Items from a dataset
[Start of section]

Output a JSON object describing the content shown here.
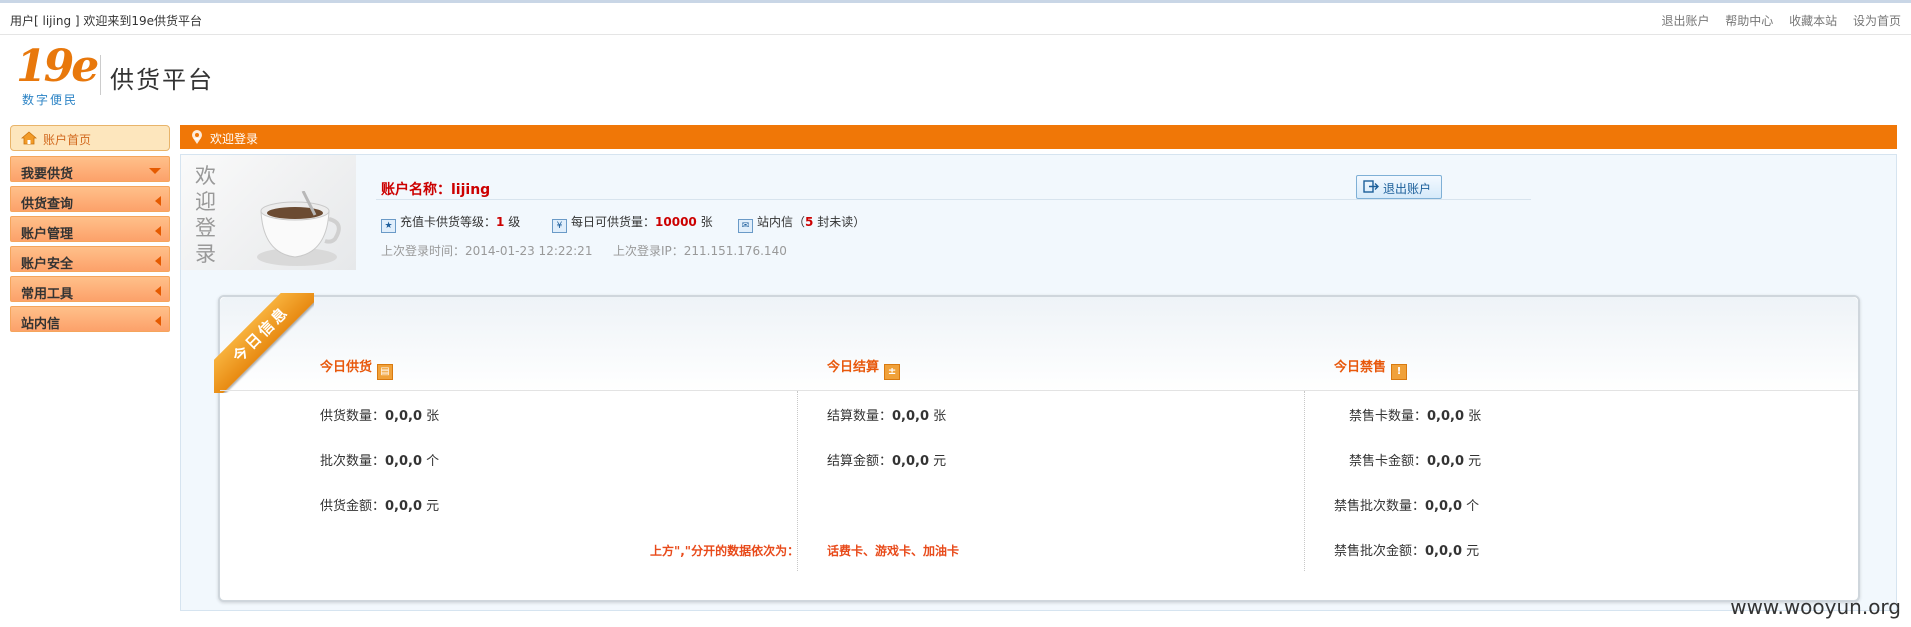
{
  "topbar": {
    "welcome": "用户[ lijing ] 欢迎来到19e供货平台",
    "links": [
      "退出账户",
      "帮助中心",
      "收藏本站",
      "设为首页"
    ]
  },
  "brand": {
    "logo_text": "19e",
    "logo_sub": "数字便民",
    "platform": "供货平台"
  },
  "sidebar": {
    "home": "账户首页",
    "items": [
      {
        "label": "我要供货",
        "expanded": true
      },
      {
        "label": "供货查询",
        "expanded": false
      },
      {
        "label": "账户管理",
        "expanded": false
      },
      {
        "label": "账户安全",
        "expanded": false
      },
      {
        "label": "常用工具",
        "expanded": false
      },
      {
        "label": "站内信",
        "expanded": false
      }
    ]
  },
  "main": {
    "title": "欢迎登录",
    "welcome_vertical": [
      "欢",
      "迎",
      "登",
      "录"
    ],
    "account_name": "账户名称：lijing",
    "logout_btn": "退出账户",
    "level_label": "充值卡供货等级：",
    "level_value": "1",
    "level_unit": " 级",
    "daily_label": "每日可供货量：",
    "daily_value": "10000",
    "daily_unit": " 张",
    "mail_label": "站内信（",
    "mail_value": "5",
    "mail_unit": " 封未读）",
    "last_time": "上次登录时间：2014-01-23 12:22:21",
    "last_ip": "上次登录IP：211.151.176.140"
  },
  "today": {
    "ribbon": "今日信息",
    "supply": {
      "title": "今日供货",
      "rows": [
        {
          "label": "供货数量：",
          "value": "0,0,0",
          "unit": " 张"
        },
        {
          "label": "批次数量：",
          "value": "0,0,0",
          "unit": " 个"
        },
        {
          "label": "供货金额：",
          "value": "0,0,0",
          "unit": " 元"
        }
      ],
      "note": "上方\",\"分开的数据依次为："
    },
    "settle": {
      "title": "今日结算",
      "rows": [
        {
          "label": "结算数量：",
          "value": "0,0,0",
          "unit": " 张"
        },
        {
          "label": "结算金额：",
          "value": "0,0,0",
          "unit": " 元"
        }
      ],
      "note": "话费卡、游戏卡、加油卡"
    },
    "ban": {
      "title": "今日禁售",
      "rows": [
        {
          "label": "禁售卡数量：",
          "value": "0,0,0",
          "unit": " 张"
        },
        {
          "label": "禁售卡金额：",
          "value": "0,0,0",
          "unit": " 元"
        },
        {
          "label": "禁售批次数量：",
          "value": "0,0,0",
          "unit": " 个"
        },
        {
          "label": "禁售批次金额：",
          "value": "0,0,0",
          "unit": " 元"
        }
      ]
    }
  },
  "watermark": "www.wooyun.org"
}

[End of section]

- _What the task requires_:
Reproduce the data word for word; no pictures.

- _Solution to this task_:
Output a JSON object describing the content shown here.
{
  "topbar": {
    "welcome": "用户[ lijing ] 欢迎来到19e供货平台",
    "links": [
      "退出账户",
      "帮助中心",
      "收藏本站",
      "设为首页"
    ]
  },
  "brand": {
    "logo_text": "19e",
    "logo_sub": "数字便民",
    "platform": "供货平台"
  },
  "sidebar": {
    "home": "账户首页",
    "items": [
      {
        "label": "我要供货",
        "expanded": true
      },
      {
        "label": "供货查询",
        "expanded": false
      },
      {
        "label": "账户管理",
        "expanded": false
      },
      {
        "label": "账户安全",
        "expanded": false
      },
      {
        "label": "常用工具",
        "expanded": false
      },
      {
        "label": "站内信",
        "expanded": false
      }
    ]
  },
  "main": {
    "title": "欢迎登录",
    "welcome_vertical": [
      "欢",
      "迎",
      "登",
      "录"
    ],
    "account_name": "账户名称：lijing",
    "logout_btn": "退出账户",
    "level_label": "充值卡供货等级：",
    "level_value": "1",
    "level_unit": " 级",
    "daily_label": "每日可供货量：",
    "daily_value": "10000",
    "daily_unit": " 张",
    "mail_label": "站内信（",
    "mail_value": "5",
    "mail_unit": " 封未读）",
    "last_time": "上次登录时间：2014-01-23 12:22:21",
    "last_ip": "上次登录IP：211.151.176.140"
  },
  "today": {
    "ribbon": "今日信息",
    "supply": {
      "title": "今日供货",
      "rows": [
        {
          "label": "供货数量：",
          "value": "0,0,0",
          "unit": " 张"
        },
        {
          "label": "批次数量：",
          "value": "0,0,0",
          "unit": " 个"
        },
        {
          "label": "供货金额：",
          "value": "0,0,0",
          "unit": " 元"
        }
      ],
      "note": "上方\",\"分开的数据依次为："
    },
    "settle": {
      "title": "今日结算",
      "rows": [
        {
          "label": "结算数量：",
          "value": "0,0,0",
          "unit": " 张"
        },
        {
          "label": "结算金额：",
          "value": "0,0,0",
          "unit": " 元"
        }
      ],
      "note": "话费卡、游戏卡、加油卡"
    },
    "ban": {
      "title": "今日禁售",
      "rows": [
        {
          "label": "禁售卡数量：",
          "value": "0,0,0",
          "unit": " 张"
        },
        {
          "label": "禁售卡金额：",
          "value": "0,0,0",
          "unit": " 元"
        },
        {
          "label": "禁售批次数量：",
          "value": "0,0,0",
          "unit": " 个"
        },
        {
          "label": "禁售批次金额：",
          "value": "0,0,0",
          "unit": " 元"
        }
      ]
    }
  },
  "watermark": "www.wooyun.org"
}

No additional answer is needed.